“I can pretty much read a homeless person,” she said. “A lot of homeless people won’t look you in the eye.”
“They’ll look down because they’re ashamed. And I think that’s the worst part of it is the shame. And when you have children it’s the guilt.”
Rogge said she was worried her unborn daughter would be unhealthy because of her experience with homelessness.
The fear of giving birth in the woods led her to finally accept help from family. She moved in with an aunt and uncle who lived in Baraboo at the time.
She learned how to tap into services such as rental assistance, food stamps and received a Medical Assistance card so she could receive financial help with costs associated with child birth.
The first job Rogge obtained after her 8-month stint as a homeless person was as a nursing assistant with a nursing home in Wisconsin Dells. She later went on to work at Zinke’s Village Market and Tri-City Insurance, she said.
Rogge received help in the 1980s, but she said today people still find themselves without homes.
“All I wanted was a chance. And that’s all these people need,” she said.
She said she hoped the owners of the waterparks and amusement parks would donate money towards running a homeless shelter in Wisconsin Dells, but Rogge said rich people are selfish. People surviving on low-incomes are the ones helping the people who are even worse off, she said.
Rogge has little sympathy for the housing needs of foreign workers or workers who come to the area looking for temporary employment.
“I don’t care about the kids who come here in the summer time and their job. What I care about is the people who live here now and have no where to live. People who are coming in here to work here during the summer leave and go back home. They have homes. The people who are here who are homeless are looking for a home and they can’t find a home. That’s who I worry about,” Rogge said.
Low-paying jobs and lack of affordable housing in the area are two factors contributing to the area’s homelessness, Rogge said.
Earning $7.25 an hour won’t pay for rent, utilities, food, gas and child care, she said.
Rogge said some people are homeless because of their own doing.
“But there are a lot of good people that are out there because they cut their hours on their job and they’re like ‘OK, do I pay my rent or do I feed my kids?'” she said.

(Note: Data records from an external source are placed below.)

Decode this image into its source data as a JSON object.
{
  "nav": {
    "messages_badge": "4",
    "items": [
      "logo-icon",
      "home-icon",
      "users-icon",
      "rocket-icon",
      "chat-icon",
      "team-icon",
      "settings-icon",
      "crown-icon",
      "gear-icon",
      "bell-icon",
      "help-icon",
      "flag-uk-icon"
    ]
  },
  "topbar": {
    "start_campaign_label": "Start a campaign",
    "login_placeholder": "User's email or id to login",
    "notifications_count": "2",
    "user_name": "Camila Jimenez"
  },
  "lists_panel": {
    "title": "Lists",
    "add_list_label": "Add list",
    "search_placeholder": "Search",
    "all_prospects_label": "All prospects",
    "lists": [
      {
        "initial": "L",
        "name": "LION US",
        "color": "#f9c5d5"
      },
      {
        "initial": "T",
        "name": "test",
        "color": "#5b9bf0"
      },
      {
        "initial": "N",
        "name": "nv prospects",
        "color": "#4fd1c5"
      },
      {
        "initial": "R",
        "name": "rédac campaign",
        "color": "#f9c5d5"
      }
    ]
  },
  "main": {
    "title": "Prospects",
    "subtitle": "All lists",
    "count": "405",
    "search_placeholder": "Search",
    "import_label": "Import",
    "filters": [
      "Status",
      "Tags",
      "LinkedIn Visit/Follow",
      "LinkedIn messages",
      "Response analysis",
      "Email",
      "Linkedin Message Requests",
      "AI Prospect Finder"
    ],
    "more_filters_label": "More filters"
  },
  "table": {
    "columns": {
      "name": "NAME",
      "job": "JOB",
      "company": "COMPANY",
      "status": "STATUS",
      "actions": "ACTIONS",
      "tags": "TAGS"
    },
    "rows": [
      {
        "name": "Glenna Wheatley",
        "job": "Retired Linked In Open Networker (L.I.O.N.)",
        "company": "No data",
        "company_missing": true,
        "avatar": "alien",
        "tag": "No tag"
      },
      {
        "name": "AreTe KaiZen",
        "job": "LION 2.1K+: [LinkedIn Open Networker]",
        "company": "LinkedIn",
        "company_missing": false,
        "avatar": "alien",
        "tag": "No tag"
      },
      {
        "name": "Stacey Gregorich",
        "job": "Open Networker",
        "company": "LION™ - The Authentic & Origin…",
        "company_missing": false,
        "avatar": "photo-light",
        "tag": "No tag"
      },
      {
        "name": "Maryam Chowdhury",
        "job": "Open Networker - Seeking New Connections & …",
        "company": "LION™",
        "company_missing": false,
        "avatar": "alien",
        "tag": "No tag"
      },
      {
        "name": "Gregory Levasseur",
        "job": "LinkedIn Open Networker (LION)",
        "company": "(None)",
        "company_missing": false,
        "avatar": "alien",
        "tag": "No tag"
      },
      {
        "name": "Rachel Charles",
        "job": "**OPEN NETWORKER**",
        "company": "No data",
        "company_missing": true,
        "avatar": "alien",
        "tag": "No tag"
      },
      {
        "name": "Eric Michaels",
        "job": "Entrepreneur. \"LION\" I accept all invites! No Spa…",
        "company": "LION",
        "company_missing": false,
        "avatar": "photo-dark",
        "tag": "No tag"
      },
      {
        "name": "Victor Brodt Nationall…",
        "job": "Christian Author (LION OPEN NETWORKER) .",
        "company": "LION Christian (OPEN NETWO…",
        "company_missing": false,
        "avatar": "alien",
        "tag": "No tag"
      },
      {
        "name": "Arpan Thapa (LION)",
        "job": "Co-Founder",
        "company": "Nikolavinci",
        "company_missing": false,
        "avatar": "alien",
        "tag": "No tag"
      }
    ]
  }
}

Rogge’s life is more stable now, although she said she is receiving disability payments for a condition called reflex sympathetic dystrophy.
The payments have been made on the house she lives in with her husband.
“This is mine and nobody can take it away,” Rogge said. “I want other people to feel that way too.”